“There are, I believe, a few Republicans who recognize that what President Trump did here was demonstrably impeachable, but who are very concerned about the political consequences for them and their party,” the Delaware senator said in an interview on CNN.
House Speaker Nancy Pelosi announced Thursday that she has instructed House Democrats to begin the process to formally draw up articles of impeachment against Trump, saying he had abused his power "for his own personal political benefit at the expense of our national security."
"Sadly, but with confidence and humility ... today I am asking our chairmen to proceed with articles of impeachment," Pelosi said.
As the House prepares to draft articles of impeachment, lawmakers on the other side of the Capitol have begrudgingly begun preparing on their end, too.
“So much for being prayerful and thoughtful, I think it's a bad day for the country, I think this whole thing is a joke,” South Carolina Sen. Lindsey Graham, one of the president’s top allies in the Senate, told reporters Thursday.
“I like Nancy Pelosi as a person, but this process has been hijacked,” Graham said. “I think the most radical people in the country are running, driving the impeachment process and either she gets on the train or she's going to get run over by it.”

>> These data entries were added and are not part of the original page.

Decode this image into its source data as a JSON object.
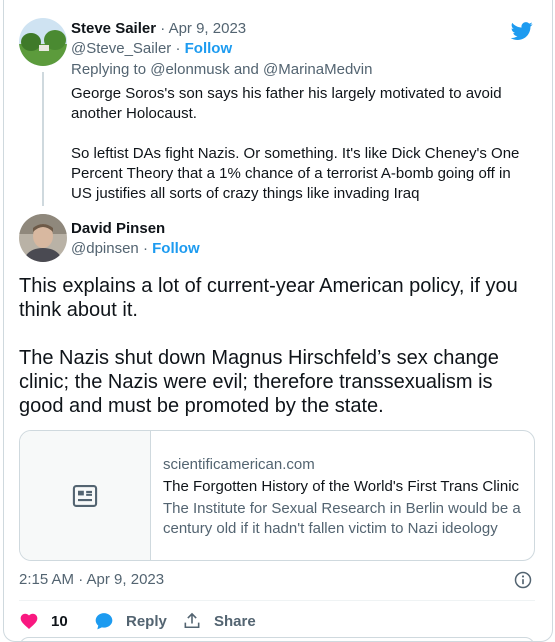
{
  "brand": {
    "icon": "twitter-bird-icon",
    "color": "#1d9bf0"
  },
  "quoted_reply": {
    "author_name": "Steve Sailer",
    "separator": " · ",
    "date": "Apr 9, 2023",
    "handle": "@Steve_Sailer",
    "follow_label": "Follow",
    "replying_prefix": "Replying to",
    "replying_user1": "@elonmusk",
    "replying_and": "and",
    "replying_user2": "@MarinaMedvin",
    "paragraphs": [
      "George Soros's son says his father his largely motivated to avoid another Holocaust.",
      "So leftist DAs fight Nazis. Or something. It's like Dick Cheney's One Percent Theory that a 1% chance of a terrorist A-bomb going off in US justifies all sorts of crazy things like invading Iraq"
    ]
  },
  "main_tweet": {
    "author_name": "David Pinsen",
    "handle": "@dpinsen",
    "separator": " · ",
    "follow_label": "Follow",
    "paragraphs": [
      "This explains a lot of current-year American policy, if you think about it.",
      "The Nazis shut down Magnus Hirschfeld’s sex change clinic; the Nazis were evil; therefore transsexualism is good and must be promoted by the state."
    ],
    "link_card": {
      "icon": "article-icon",
      "domain": "scientificamerican.com",
      "title": "The Forgotten History of the World's First Trans Clinic",
      "description": "The Institute for Sexual Research in Berlin would be a century old if it hadn't fallen victim to Nazi ideology"
    },
    "timestamp": "2:15 AM · Apr 9, 2023",
    "actions": {
      "like_count": "10",
      "reply_label": "Reply",
      "share_label": "Share"
    }
  },
  "colors": {
    "like": "#f91880",
    "reply": "#1d9bf0",
    "muted": "#536471"
  }
}
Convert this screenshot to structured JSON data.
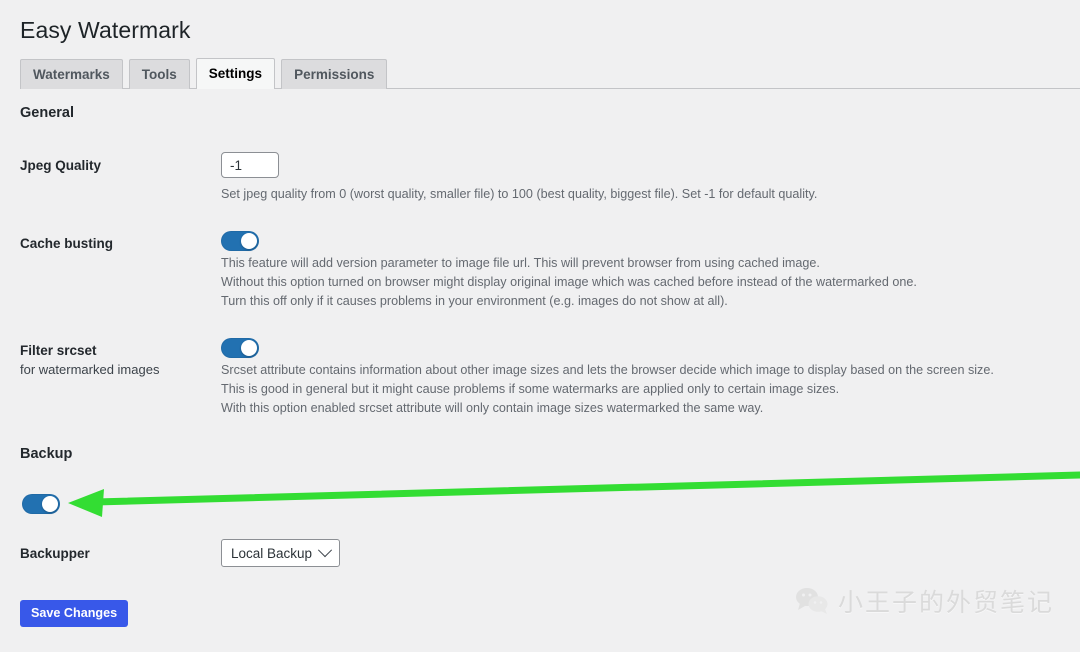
{
  "page": {
    "title": "Easy Watermark",
    "background_color": "#f0f0f1"
  },
  "tabs": [
    {
      "label": "Watermarks",
      "active": false
    },
    {
      "label": "Tools",
      "active": false
    },
    {
      "label": "Settings",
      "active": true
    },
    {
      "label": "Permissions",
      "active": false
    }
  ],
  "sections": {
    "general": {
      "heading": "General",
      "jpeg_quality": {
        "label": "Jpeg Quality",
        "value": "-1",
        "placeholder": "",
        "description": "Set jpeg quality from 0 (worst quality, smaller file) to 100 (best quality, biggest file). Set -1 for default quality."
      },
      "cache_busting": {
        "label": "Cache busting",
        "toggle_state": "on",
        "description_lines": [
          "This feature will add version parameter to image file url. This will prevent browser from using cached image.",
          "Without this option turned on browser might display original image which was cached before instead of the watermarked one.",
          "Turn this off only if it causes problems in your environment (e.g. images do not show at all)."
        ]
      },
      "filter_srcset": {
        "label": "Filter srcset",
        "sub_label": "for watermarked images",
        "toggle_state": "on",
        "description_lines": [
          "Srcset attribute contains information about other image sizes and lets the browser decide which image to display based on the screen size.",
          "This is good in general but it might cause problems if some watermarks are applied only to certain image sizes.",
          "With this option enabled srcset attribute will only contain image sizes watermarked the same way."
        ]
      }
    },
    "backup": {
      "heading": "Backup",
      "backup_toggle": {
        "label": "",
        "toggle_state": "on"
      },
      "backupper": {
        "label": "Backupper",
        "selected": "Local Backup"
      }
    }
  },
  "actions": {
    "save_label": "Save Changes",
    "save_color": "#3858e9"
  },
  "annotation": {
    "arrow_color": "#33dd33",
    "arrow_direction": "left"
  },
  "watermark": {
    "text": "小王子的外贸笔记",
    "icon": "wechat-icon"
  }
}
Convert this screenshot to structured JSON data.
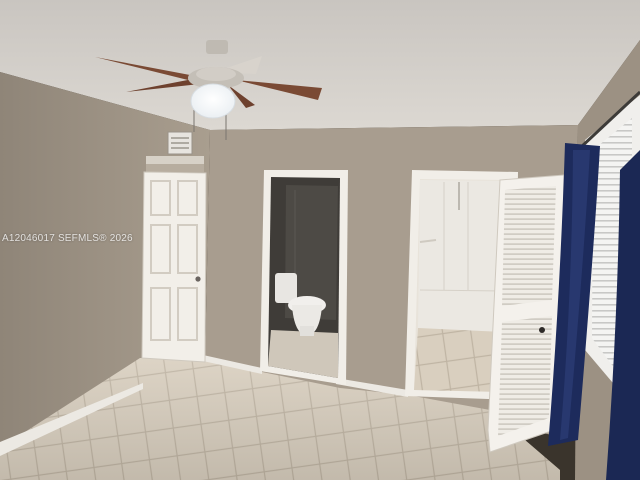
{
  "photo": {
    "watermark": "A12046017 SEFMLS® 2026",
    "subject_icons": {
      "ceiling_fan": "ceiling-fan-icon",
      "light": "light-bulb-icon",
      "door": "door-icon",
      "toilet": "toilet-icon",
      "window": "window-icon",
      "curtain": "curtain-icon",
      "vent": "air-vent-icon"
    }
  },
  "colors": {
    "ceiling": "#d8d4cf",
    "wall": "#a89d8f",
    "wall_shadow": "#8c8275",
    "floor_tile": "#d9cfbf",
    "grout": "#bfb4a3",
    "door_white": "#f2efe9",
    "baseboard": "#ece9e3",
    "curtain_navy": "#1d2b5c",
    "fan_blade": "#7a4a34",
    "bathroom_dark": "#3f3c38"
  }
}
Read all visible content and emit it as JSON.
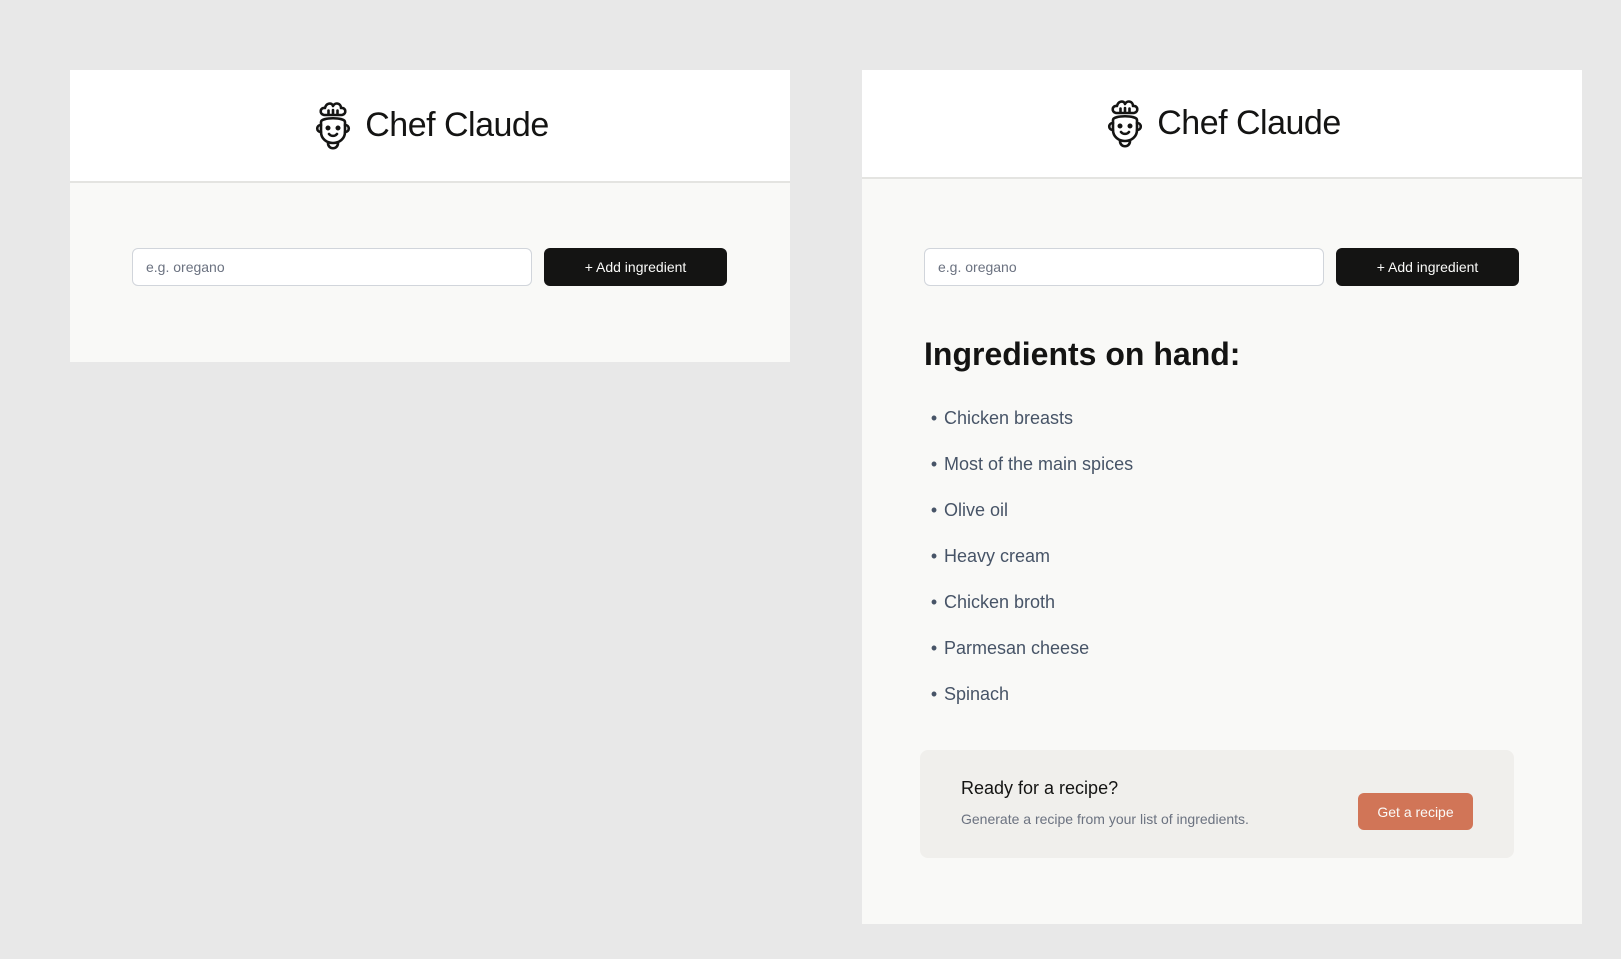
{
  "app": {
    "title": "Chef Claude",
    "logo_icon": "chef-face-icon"
  },
  "form": {
    "input_placeholder": "e.g. oregano",
    "input_value": "",
    "add_button_label": "+ Add ingredient"
  },
  "ingredients": {
    "title": "Ingredients on hand:",
    "items": [
      "Chicken breasts",
      "Most of the main spices",
      "Olive oil",
      "Heavy cream",
      "Chicken broth",
      "Parmesan cheese",
      "Spinach"
    ]
  },
  "recipe_cta": {
    "title": "Ready for a recipe?",
    "description": "Generate a recipe from your list of ingredients.",
    "button_label": "Get a recipe"
  },
  "colors": {
    "page_background": "#e8e8e8",
    "panel_background": "#f9f9f7",
    "primary_button": "#141413",
    "accent_button": "#d17557",
    "cta_card_background": "#f0efec"
  }
}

Other senators, however, have said they’re ready to get the impeachment trial over with.
“I guess if you're going to come up with an inadequate case, you might as well go for the impeachment and have the circus,” Sen. Kevin Cramer, R-N.D., told reporters, adding that he's glad they're getting to it "sooner rather than later."
"I think time is somewhat of the essence. People are tired of it and there's an election coming," Cramer continued. "I'm grateful for it. I'm glad. I'm anxious to see the articles and then look forward to sitting down for a trial."
A top White House official delivered Trump's demands for a "fair" Senate trial to reporters on Capitol Hill Wednesday.
"We believe very strongly, given the fatally flawed process in the House, that if they were to elect against our better advice to provide articles of impeachment -- send articles to the Senate -- that we need witnesses as part of our trial and full defense of the president on the facts," Eric Ueland, White House legislative affairs director said.
Coons said that because Republicans hold the majority in the Senate, it will be difficult for Democrats to stop them from pursuing live witnesses as part of the Senate’s impeachment trial, such as former Vice President Joe Biden or his son, Hunter Biden, or House Intelligence Committee Chairman, California Rep. Adam Schiff.
“I suspect Republicans would quickly come to regret giving [Biden] the opportunity to speak up about President Trump's role in interfering with Ukraine in such an unprecedented way,” Coons said on CNN. “Because the Republicans have the majority in the Senate and they ultimately could set the rules for this impeachment trial by a bare majority, there is very little Democrats in the Senate could do to stop them."
Coons added, “We will be relying on a small number of Republicans who are pushing back against this idea and who recognize that impeachment is a serious, significant, constitutional moment.”
Meanwhile, some Republicans, like Cramer, do want to hear from witnesses like Schiff.
“I do think there's an increasing need for Chairman Schiff to have to testify. I think his motives ought to be brought into the scenario considering especially that he's now subpoenaed phone records of other members of Congress,” Cramer said. “I mean, clearly if other members of Congress, including on his committee, are under suspicion, then he certainly ought to be.”
The entire month of January remains a question mark on the official calendar, with senators acknowledging that an impeachment trial will likely suck up all of the “oxygen” in the room, leaving them no time to conduct other legislative business.
Senate Majority Leader Mitch McConnell, R-Ky., blasted Pelosi and House Democrats for launching the impeachment inquiry in the face of unfinished legislative items, including funding the federal government ahead of a Dec. 20 deadline.
"Only in this town, only in Washington, D.C., does anybody think it’s okay for our armed forces to go unfunded ... and a major trade deal to go un-passed ... because Democrats are too busy hosting a panel of law professors to criticize President Trump on television,” McConnell said on the Senate floor Thursday.
Senate Minority Leader Chuck Schumer, of New York, responded to McConnell, saying he was “simply wrong” for tarnishing the House Democrats’ impeachment process.
“It's so disheartening, confounding and deeply disappointing that at this historic moment I heard the Republican Leader criticizing in such strident terms the process of the impeachment inquiry in the House for being too short and not including enough witnesses or due process for the president,” Schumer said on the Senate floor.
He continued, “The charges against the president are extremely serious. No belittling of these charges will hold any water.”
Coons said Senate Democrats will continue to do work to get bills passed while the Democratic caucus continues the conversation on how they will respond during the proceedings.
“But, there hasn't been a serious beginning of negotiations between Republicans and Democrats in the Senate about what the rules will be,” he said.